◆ INSTRUCTIONS FOR THE TASK: Set down each entry exactly; omit images.

(Data extracted from a collection)
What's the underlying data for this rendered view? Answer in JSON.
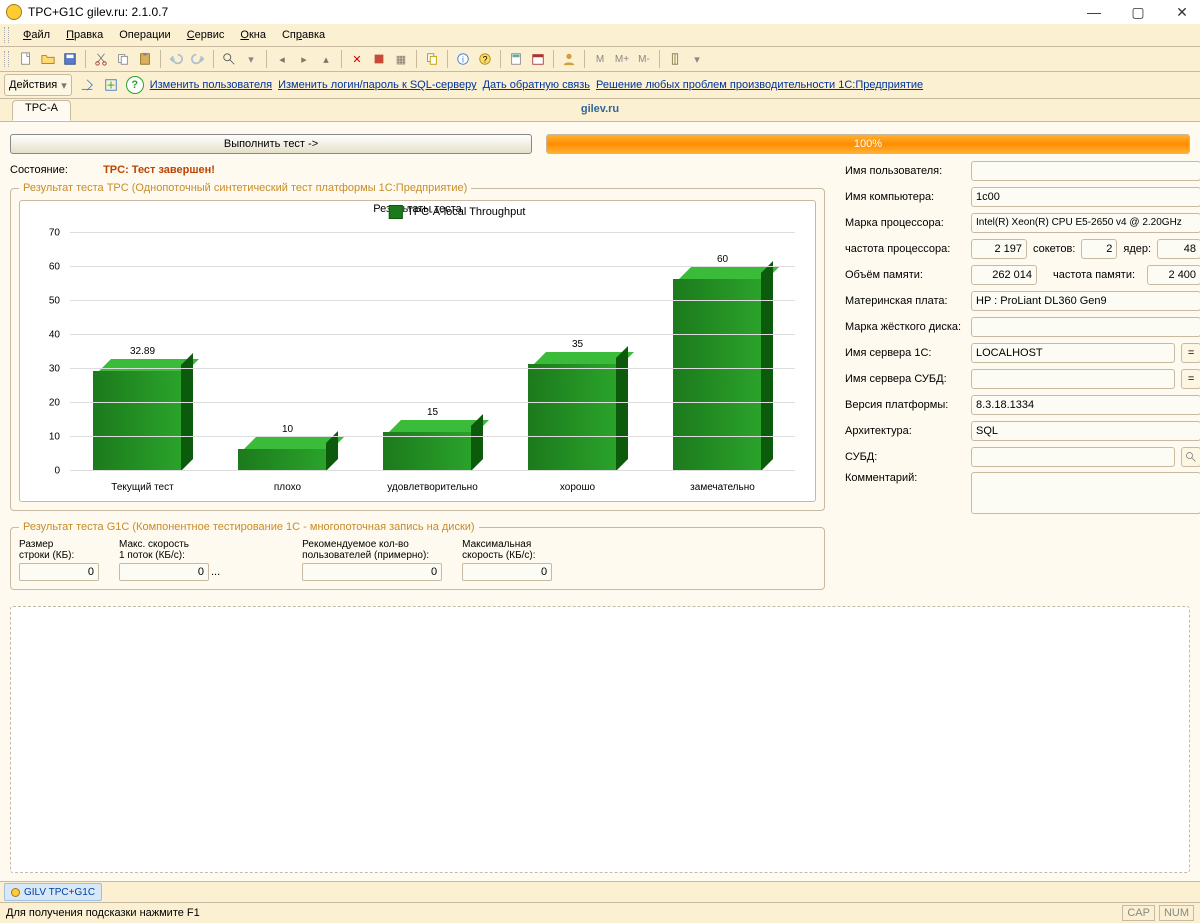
{
  "window": {
    "title": "TPC+G1C gilev.ru: 2.1.0.7"
  },
  "menu": {
    "items": [
      "<u>Ф</u>айл",
      "<u>П</u>равка",
      "Операции",
      "<u>С</u>ервис",
      "<u>О</u>кна",
      "Сп<u>р</u>авка"
    ]
  },
  "actions": {
    "dropdown": "Действия",
    "links": [
      "Изменить пользователя",
      "Изменить логин/пароль к SQL-серверу",
      "Дать обратную связь",
      "Решение любых проблем производительности 1С:Предприятие"
    ]
  },
  "tab": "TPC-A",
  "centerlink": "gilev.ru",
  "run_button": "Выполнить тест ->",
  "progress": "100%",
  "status": {
    "label": "Состояние:",
    "value": "TPC: Тест завершен!"
  },
  "tpc_fieldset": "Результат теста TPC (Однопоточный синтетический тест платформы 1С:Предприятие)",
  "g1c_fieldset": "Результат теста G1C (Компонентное тестирование 1С - многопоточная запись на диски)",
  "g1c": {
    "labels": [
      "Размер\nстроки (КБ):",
      "Макс. скорость\n1 поток (КБ/с):",
      "Рекомендуемое кол-во\nпользователей (примерно):",
      "Максимальная\nскорость (КБ/с):"
    ],
    "values": [
      "0",
      "0",
      "0",
      "0"
    ]
  },
  "fields": {
    "username_l": "Имя пользователя:",
    "username": "",
    "computer_l": "Имя компьютера:",
    "computer": "1c00",
    "cpu_l": "Марка процессора:",
    "cpu": "Intel(R) Xeon(R) CPU E5-2650 v4 @ 2.20GHz",
    "cpufreq_l": "частота процессора:",
    "cpufreq": "2 197",
    "sockets_l": "сокетов:",
    "sockets": "2",
    "cores_l": "ядер:",
    "cores": "48",
    "ram_l": "Объём памяти:",
    "ram": "262 014",
    "ramfreq_l": "частота памяти:",
    "ramfreq": "2 400",
    "mb_l": "Материнская плата:",
    "mb": "HP : ProLiant DL360 Gen9",
    "hdd_l": "Марка жёсткого диска:",
    "hdd": "",
    "srv1c_l": "Имя сервера 1С:",
    "srv1c": "LOCALHOST",
    "srvdb_l": "Имя сервера СУБД:",
    "srvdb": "",
    "platver_l": "Версия платформы:",
    "platver": "8.3.18.1334",
    "arch_l": "Архитектура:",
    "arch": "SQL",
    "subd_l": "СУБД:",
    "subd": "",
    "comment_l": "Комментарий:"
  },
  "taskbar": "GILV TPC+G1C",
  "statusbar": {
    "hint": "Для получения подсказки нажмите F1",
    "cap": "CAP",
    "num": "NUM"
  },
  "chart_data": {
    "type": "bar",
    "title": "Результаты теста",
    "legend": "TPC-A-local Throughput",
    "ylim": [
      0,
      70
    ],
    "yticks": [
      0,
      10,
      20,
      30,
      40,
      50,
      60,
      70
    ],
    "categories": [
      "Текущий тест",
      "плохо",
      "удовлетворительно",
      "хорошо",
      "замечательно"
    ],
    "values": [
      32.89,
      10,
      15,
      35,
      60
    ],
    "labels": [
      "32.89",
      "10",
      "15",
      "35",
      "60"
    ]
  }
}
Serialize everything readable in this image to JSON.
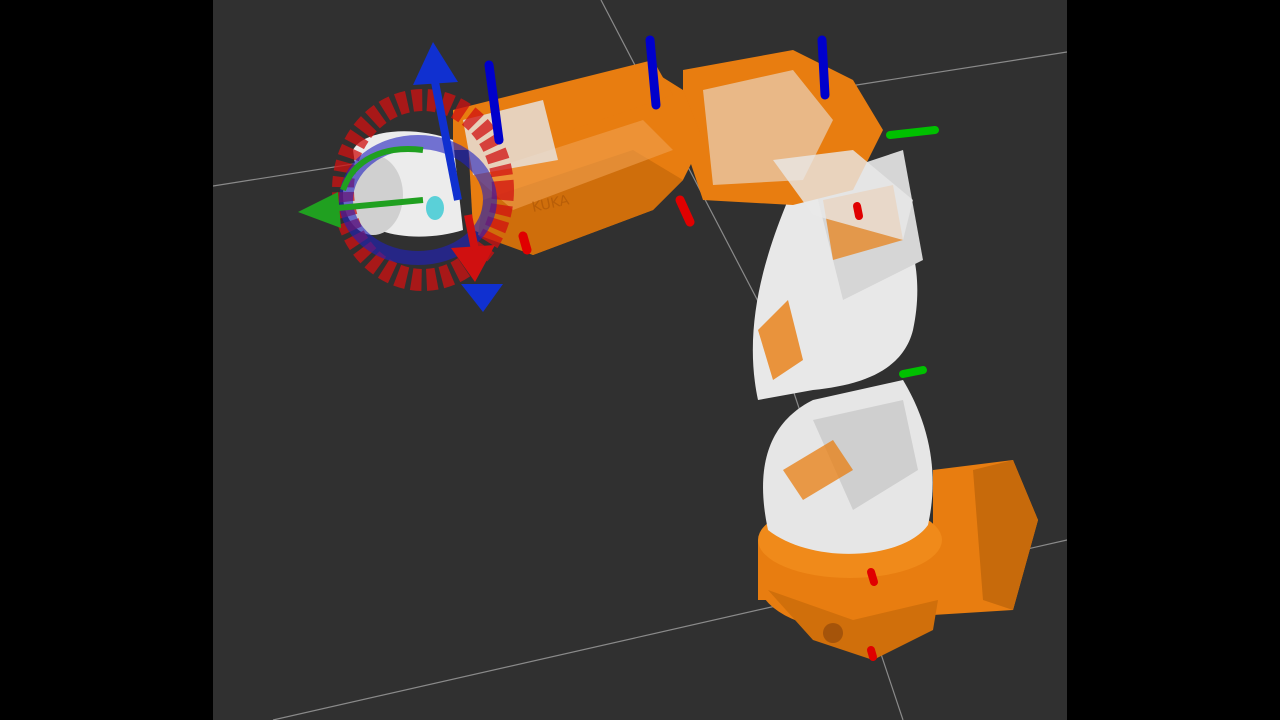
{
  "app": {
    "viewer": "3d-viewport",
    "background_color": "#303030",
    "letterbox_color": "#000000",
    "grid_color": "#a0a0a0"
  },
  "scene": {
    "robot": {
      "name": "industrial-6-axis-arm",
      "body_color": "#e87d10",
      "body_shadow_color": "#b85e08",
      "cover_color": "#e8e8e8",
      "arm_logo_text": "KUKA"
    },
    "frame_axes_colors": {
      "x": "#e00000",
      "y": "#00c000",
      "z": "#0000cc"
    },
    "interactive_marker": {
      "ring_red": "#d01010",
      "ring_blue": "#2020c0",
      "arrow_green": "#20a020",
      "arrow_blue": "#1030d0"
    }
  }
}
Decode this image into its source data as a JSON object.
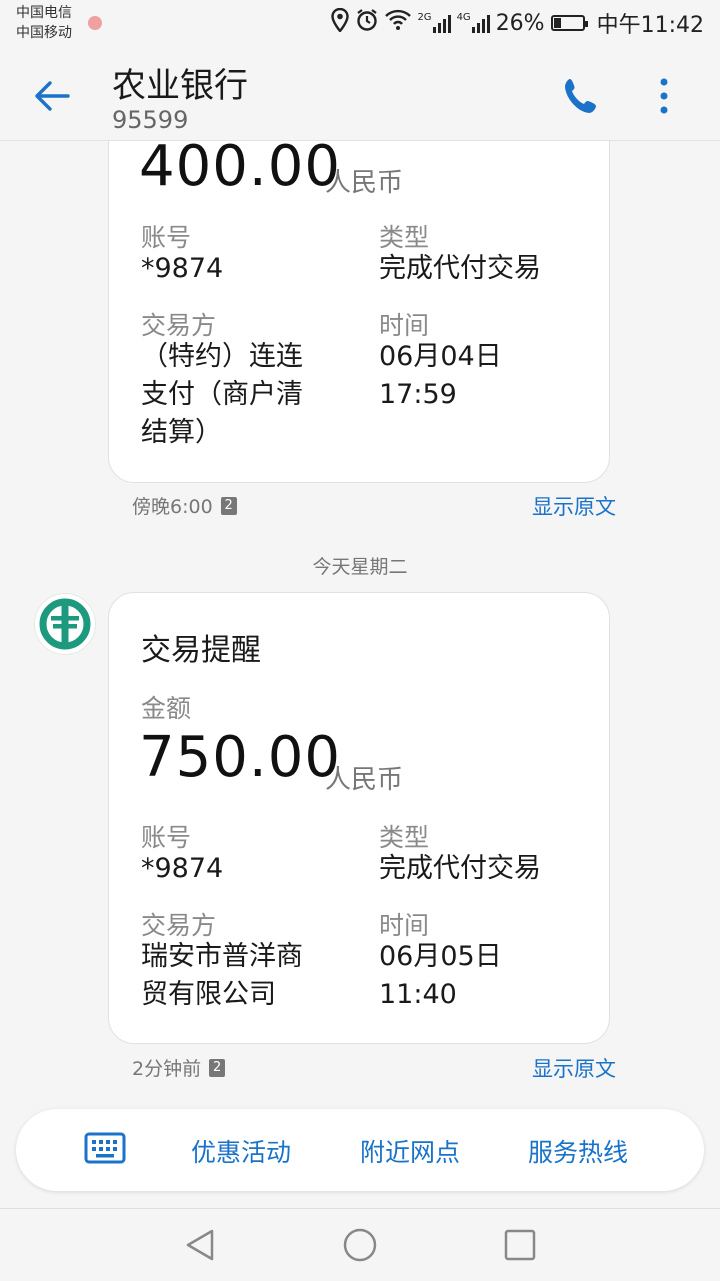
{
  "status_bar": {
    "carrier1": "中国电信",
    "carrier2": "中国移动",
    "network1": "2G",
    "network2": "4G",
    "battery": "26%",
    "battery_level": 0.26,
    "time": "中午11:42"
  },
  "header": {
    "title": "农业银行",
    "subtitle": "95599"
  },
  "messages": [
    {
      "amount": "400.00",
      "currency": "人民币",
      "account_label": "账号",
      "account": "*9874",
      "type_label": "类型",
      "type": "完成代付交易",
      "party_label": "交易方",
      "party_lines": [
        "（特约）连连",
        "支付（商户清",
        "结算）"
      ],
      "time_label": "时间",
      "time_lines": [
        "06月04日",
        "17:59"
      ],
      "meta_time": "傍晚6:00",
      "sim": "2",
      "show_original": "显示原文"
    },
    {
      "day_separator": "今天星期二",
      "title": "交易提醒",
      "amount_label": "金额",
      "amount": "750.00",
      "currency": "人民币",
      "account_label": "账号",
      "account": "*9874",
      "type_label": "类型",
      "type": "完成代付交易",
      "party_label": "交易方",
      "party_lines": [
        "瑞安市普洋商",
        "贸有限公司"
      ],
      "time_label": "时间",
      "time_lines": [
        "06月05日",
        "11:40"
      ],
      "meta_time": "2分钟前",
      "sim": "2",
      "show_original": "显示原文"
    }
  ],
  "bottom_menu": {
    "items": [
      "优惠活动",
      "附近网点",
      "服务热线"
    ]
  },
  "icons": {
    "back": "back-arrow-icon",
    "call": "phone-icon",
    "more": "more-vertical-icon",
    "keyboard": "keyboard-icon",
    "avatar": "abc-bank-logo-icon"
  },
  "colors": {
    "accent": "#1a73c9",
    "bank_green": "#1d9a7e"
  }
}
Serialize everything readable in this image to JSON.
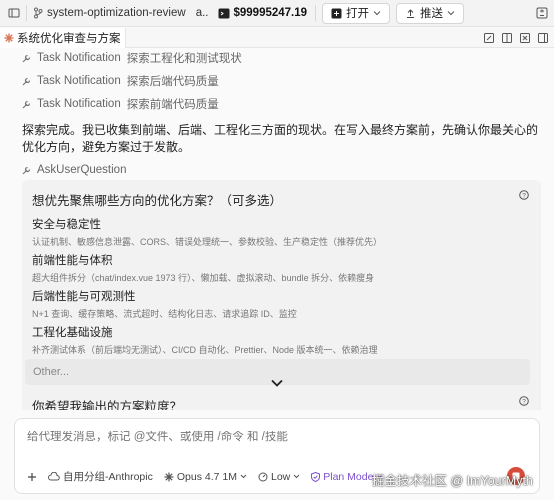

◆ REPLY TO THE TASK:
What's the underlying data for this rendered view? Answer in JSON.
{
  "window": {
    "title": "TPC+G1C gilev.ru: 2.1.0.7"
  },
  "menu": {
    "items": [
      "<u>Ф</u>айл",
      "<u>П</u>равка",
      "Операции",
      "<u>С</u>ервис",
      "<u>О</u>кна",
      "Сп<u>р</u>авка"
    ]
  },
  "actions": {
    "dropdown": "Действия",
    "links": [
      "Изменить пользователя",
      "Изменить логин/пароль к SQL-серверу",
      "Дать обратную связь",
      "Решение любых проблем производительности 1С:Предприятие"
    ]
  },
  "tab": "TPC-A",
  "centerlink": "gilev.ru",
  "run_button": "Выполнить тест ->",
  "progress": "100%",
  "status": {
    "label": "Состояние:",
    "value": "TPC: Тест завершен!"
  },
  "tpc_fieldset": "Результат теста TPC (Однопоточный синтетический тест платформы 1С:Предприятие)",
  "g1c_fieldset": "Результат теста G1C (Компонентное тестирование 1С - многопоточная запись на диски)",
  "g1c": {
    "labels": [
      "Размер\nстроки (КБ):",
      "Макс. скорость\n1 поток (КБ/с):",
      "Рекомендуемое кол-во\nпользователей (примерно):",
      "Максимальная\nскорость (КБ/с):"
    ],
    "values": [
      "0",
      "0",
      "0",
      "0"
    ]
  },
  "fields": {
    "username_l": "Имя пользователя:",
    "username": "",
    "computer_l": "Имя компьютера:",
    "computer": "1c00",
    "cpu_l": "Марка процессора:",
    "cpu": "Intel(R) Xeon(R) CPU E5-2650 v4 @ 2.20GHz",
    "cpufreq_l": "частота процессора:",
    "cpufreq": "2 197",
    "sockets_l": "сокетов:",
    "sockets": "2",
    "cores_l": "ядер:",
    "cores": "48",
    "ram_l": "Объём памяти:",
    "ram": "262 014",
    "ramfreq_l": "частота памяти:",
    "ramfreq": "2 400",
    "mb_l": "Материнская плата:",
    "mb": "HP : ProLiant DL360 Gen9",
    "hdd_l": "Марка жёсткого диска:",
    "hdd": "",
    "srv1c_l": "Имя сервера 1С:",
    "srv1c": "LOCALHOST",
    "srvdb_l": "Имя сервера СУБД:",
    "srvdb": "",
    "platver_l": "Версия платформы:",
    "platver": "8.3.18.1334",
    "arch_l": "Архитектура:",
    "arch": "SQL",
    "subd_l": "СУБД:",
    "subd": "",
    "comment_l": "Комментарий:"
  },
  "taskbar": "GILV TPC+G1C",
  "statusbar": {
    "hint": "Для получения подсказки нажмите F1",
    "cap": "CAP",
    "num": "NUM"
  },
  "chart_data": {
    "type": "bar",
    "title": "Результаты теста",
    "legend": "TPC-A-local Throughput",
    "ylim": [
      0,
      70
    ],
    "yticks": [
      0,
      10,
      20,
      30,
      40,
      50,
      60,
      70
    ],
    "categories": [
      "Текущий тест",
      "плохо",
      "удовлетворительно",
      "хорошо",
      "замечательно"
    ],
    "values": [
      32.89,
      10,
      15,
      35,
      60
    ],
    "labels": [
      "32.89",
      "10",
      "15",
      "35",
      "60"
    ]
  }
}
Serialize everything readable in this image to JSON.
{
  "app": {
    "viewer": "3d-viewport",
    "background_color": "#303030",
    "letterbox_color": "#000000",
    "grid_color": "#a0a0a0"
  },
  "scene": {
    "robot": {
      "name": "industrial-6-axis-arm",
      "body_color": "#e87d10",
      "body_shadow_color": "#b85e08",
      "cover_color": "#e8e8e8",
      "arm_logo_text": "KUKA"
    },
    "frame_axes_colors": {
      "x": "#e00000",
      "y": "#00c000",
      "z": "#0000cc"
    },
    "interactive_marker": {
      "ring_red": "#d01010",
      "ring_blue": "#2020c0",
      "arrow_green": "#20a020",
      "arrow_blue": "#1030d0"
    }
  }
}
Decode this image into its source data as a JSON object.
{
  "status_bar": {
    "carrier1": "中国电信",
    "carrier2": "中国移动",
    "network1": "2G",
    "network2": "4G",
    "battery": "26%",
    "battery_level": 0.26,
    "time": "中午11:42"
  },
  "header": {
    "title": "农业银行",
    "subtitle": "95599"
  },
  "messages": [
    {
      "amount": "400.00",
      "currency": "人民币",
      "account_label": "账号",
      "account": "*9874",
      "type_label": "类型",
      "type": "完成代付交易",
      "party_label": "交易方",
      "party_lines": [
        "（特约）连连",
        "支付（商户清",
        "结算）"
      ],
      "time_label": "时间",
      "time_lines": [
        "06月04日",
        "17:59"
      ],
      "meta_time": "傍晚6:00",
      "sim": "2",
      "show_original": "显示原文"
    },
    {
      "day_separator": "今天星期二",
      "title": "交易提醒",
      "amount_label": "金额",
      "amount": "750.00",
      "currency": "人民币",
      "account_label": "账号",
      "account": "*9874",
      "type_label": "类型",
      "type": "完成代付交易",
      "party_label": "交易方",
      "party_lines": [
        "瑞安市普洋商",
        "贸有限公司"
      ],
      "time_label": "时间",
      "time_lines": [
        "06月05日",
        "11:40"
      ],
      "meta_time": "2分钟前",
      "sim": "2",
      "show_original": "显示原文"
    }
  ],
  "bottom_menu": {
    "items": [
      "优惠活动",
      "附近网点",
      "服务热线"
    ]
  },
  "icons": {
    "back": "back-arrow-icon",
    "call": "phone-icon",
    "more": "more-vertical-icon",
    "keyboard": "keyboard-icon",
    "avatar": "abc-bank-logo-icon"
  },
  "colors": {
    "accent": "#1a73c9",
    "bank_green": "#1d9a7e"
  }
}
Serialize everything readable in this image to JSON.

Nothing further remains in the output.